# EXERCISE
Only the number is wanted: how many lines of these entries contain the word "screenshot"?
►
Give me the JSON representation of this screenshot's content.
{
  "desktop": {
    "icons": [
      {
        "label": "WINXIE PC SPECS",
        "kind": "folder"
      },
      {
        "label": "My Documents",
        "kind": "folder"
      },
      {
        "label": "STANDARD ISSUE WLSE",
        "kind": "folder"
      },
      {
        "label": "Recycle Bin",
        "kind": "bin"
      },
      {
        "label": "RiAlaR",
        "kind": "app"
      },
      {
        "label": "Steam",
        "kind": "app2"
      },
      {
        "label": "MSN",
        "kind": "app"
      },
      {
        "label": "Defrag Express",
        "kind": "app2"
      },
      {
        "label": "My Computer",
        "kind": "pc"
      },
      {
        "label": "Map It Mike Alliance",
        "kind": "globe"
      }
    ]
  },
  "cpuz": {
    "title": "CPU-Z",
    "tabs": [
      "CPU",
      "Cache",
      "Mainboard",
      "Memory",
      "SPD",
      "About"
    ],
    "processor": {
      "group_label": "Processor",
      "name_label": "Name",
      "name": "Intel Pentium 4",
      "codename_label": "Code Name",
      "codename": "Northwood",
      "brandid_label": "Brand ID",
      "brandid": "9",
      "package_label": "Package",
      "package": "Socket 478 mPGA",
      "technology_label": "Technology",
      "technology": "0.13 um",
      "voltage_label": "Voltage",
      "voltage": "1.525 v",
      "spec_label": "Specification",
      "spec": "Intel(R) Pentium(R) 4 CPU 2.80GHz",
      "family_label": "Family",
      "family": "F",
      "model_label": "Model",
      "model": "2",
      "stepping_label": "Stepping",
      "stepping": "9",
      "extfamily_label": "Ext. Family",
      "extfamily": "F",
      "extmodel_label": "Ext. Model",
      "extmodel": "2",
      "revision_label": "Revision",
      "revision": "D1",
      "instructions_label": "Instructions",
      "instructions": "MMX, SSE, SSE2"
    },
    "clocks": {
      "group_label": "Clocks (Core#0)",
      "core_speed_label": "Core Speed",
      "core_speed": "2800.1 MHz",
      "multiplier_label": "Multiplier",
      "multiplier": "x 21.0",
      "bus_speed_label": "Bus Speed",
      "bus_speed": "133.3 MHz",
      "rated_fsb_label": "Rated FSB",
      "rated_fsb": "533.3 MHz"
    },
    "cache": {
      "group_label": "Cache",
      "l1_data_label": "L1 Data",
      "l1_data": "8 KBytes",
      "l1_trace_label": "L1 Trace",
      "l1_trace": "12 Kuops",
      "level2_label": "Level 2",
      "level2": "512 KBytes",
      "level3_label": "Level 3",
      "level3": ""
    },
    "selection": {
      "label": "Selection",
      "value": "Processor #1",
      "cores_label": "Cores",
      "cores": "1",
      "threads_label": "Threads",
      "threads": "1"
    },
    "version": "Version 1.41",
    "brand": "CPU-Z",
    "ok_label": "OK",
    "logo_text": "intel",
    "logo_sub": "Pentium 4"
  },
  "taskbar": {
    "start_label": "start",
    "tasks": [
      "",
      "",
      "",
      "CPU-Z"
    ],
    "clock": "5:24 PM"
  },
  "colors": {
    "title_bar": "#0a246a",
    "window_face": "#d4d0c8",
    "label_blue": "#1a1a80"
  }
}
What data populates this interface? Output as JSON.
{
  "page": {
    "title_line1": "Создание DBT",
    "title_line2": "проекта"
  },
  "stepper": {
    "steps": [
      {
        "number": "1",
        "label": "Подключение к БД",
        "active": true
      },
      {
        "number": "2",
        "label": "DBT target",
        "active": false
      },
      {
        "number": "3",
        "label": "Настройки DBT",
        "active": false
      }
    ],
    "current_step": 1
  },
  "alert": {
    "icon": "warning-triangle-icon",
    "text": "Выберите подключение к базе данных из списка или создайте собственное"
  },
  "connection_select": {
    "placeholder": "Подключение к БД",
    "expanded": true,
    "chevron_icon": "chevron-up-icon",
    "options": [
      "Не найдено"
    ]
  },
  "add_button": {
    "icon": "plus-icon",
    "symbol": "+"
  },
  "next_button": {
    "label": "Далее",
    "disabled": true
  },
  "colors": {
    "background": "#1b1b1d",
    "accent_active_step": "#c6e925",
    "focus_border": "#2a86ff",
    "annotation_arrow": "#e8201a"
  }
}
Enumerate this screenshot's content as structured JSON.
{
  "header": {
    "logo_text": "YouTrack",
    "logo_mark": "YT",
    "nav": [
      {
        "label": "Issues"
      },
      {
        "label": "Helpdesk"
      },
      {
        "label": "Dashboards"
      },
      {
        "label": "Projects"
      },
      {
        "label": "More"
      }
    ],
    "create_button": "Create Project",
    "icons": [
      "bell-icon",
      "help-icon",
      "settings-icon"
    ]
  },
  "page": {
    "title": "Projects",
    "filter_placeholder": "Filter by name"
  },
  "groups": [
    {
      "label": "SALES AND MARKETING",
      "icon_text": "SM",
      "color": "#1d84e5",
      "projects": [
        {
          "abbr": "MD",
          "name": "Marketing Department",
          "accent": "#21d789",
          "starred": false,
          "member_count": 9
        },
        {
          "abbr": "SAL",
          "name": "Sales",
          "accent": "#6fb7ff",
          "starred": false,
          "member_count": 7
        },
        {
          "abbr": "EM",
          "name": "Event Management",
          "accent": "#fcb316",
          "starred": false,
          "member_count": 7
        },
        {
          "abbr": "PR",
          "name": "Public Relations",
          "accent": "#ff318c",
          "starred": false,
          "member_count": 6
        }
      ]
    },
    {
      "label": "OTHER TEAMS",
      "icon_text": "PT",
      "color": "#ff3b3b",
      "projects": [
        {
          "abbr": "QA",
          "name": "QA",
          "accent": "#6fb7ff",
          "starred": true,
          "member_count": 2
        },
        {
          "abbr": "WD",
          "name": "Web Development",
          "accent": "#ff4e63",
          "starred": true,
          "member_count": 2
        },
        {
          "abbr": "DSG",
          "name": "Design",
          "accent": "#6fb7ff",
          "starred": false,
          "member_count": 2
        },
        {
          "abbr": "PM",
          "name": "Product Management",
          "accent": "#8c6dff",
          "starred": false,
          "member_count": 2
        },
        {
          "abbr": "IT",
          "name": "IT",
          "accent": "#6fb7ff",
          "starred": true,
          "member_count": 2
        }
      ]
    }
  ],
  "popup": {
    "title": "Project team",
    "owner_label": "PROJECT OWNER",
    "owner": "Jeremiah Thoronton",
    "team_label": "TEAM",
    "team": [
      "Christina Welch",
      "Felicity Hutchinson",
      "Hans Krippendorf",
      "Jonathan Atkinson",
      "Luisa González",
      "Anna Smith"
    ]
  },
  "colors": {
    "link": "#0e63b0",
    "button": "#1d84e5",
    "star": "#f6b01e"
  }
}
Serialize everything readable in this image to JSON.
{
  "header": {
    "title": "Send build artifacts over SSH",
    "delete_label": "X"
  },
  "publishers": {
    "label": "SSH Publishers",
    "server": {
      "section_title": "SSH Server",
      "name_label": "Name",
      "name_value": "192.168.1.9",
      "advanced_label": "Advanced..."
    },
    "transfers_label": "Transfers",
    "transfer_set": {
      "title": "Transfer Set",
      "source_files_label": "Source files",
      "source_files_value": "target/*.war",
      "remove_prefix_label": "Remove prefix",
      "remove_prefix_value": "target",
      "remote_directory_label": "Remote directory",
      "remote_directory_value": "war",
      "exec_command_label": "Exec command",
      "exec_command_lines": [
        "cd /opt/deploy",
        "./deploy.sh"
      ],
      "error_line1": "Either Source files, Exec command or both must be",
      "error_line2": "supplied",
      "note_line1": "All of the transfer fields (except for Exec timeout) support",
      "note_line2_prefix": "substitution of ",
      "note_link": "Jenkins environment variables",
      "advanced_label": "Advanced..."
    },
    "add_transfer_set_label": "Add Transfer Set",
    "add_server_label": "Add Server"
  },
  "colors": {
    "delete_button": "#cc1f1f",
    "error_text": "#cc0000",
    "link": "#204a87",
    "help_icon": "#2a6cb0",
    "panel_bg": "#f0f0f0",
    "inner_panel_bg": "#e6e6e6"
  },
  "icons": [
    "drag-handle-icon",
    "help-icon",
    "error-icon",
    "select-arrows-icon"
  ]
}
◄
# REPLY
2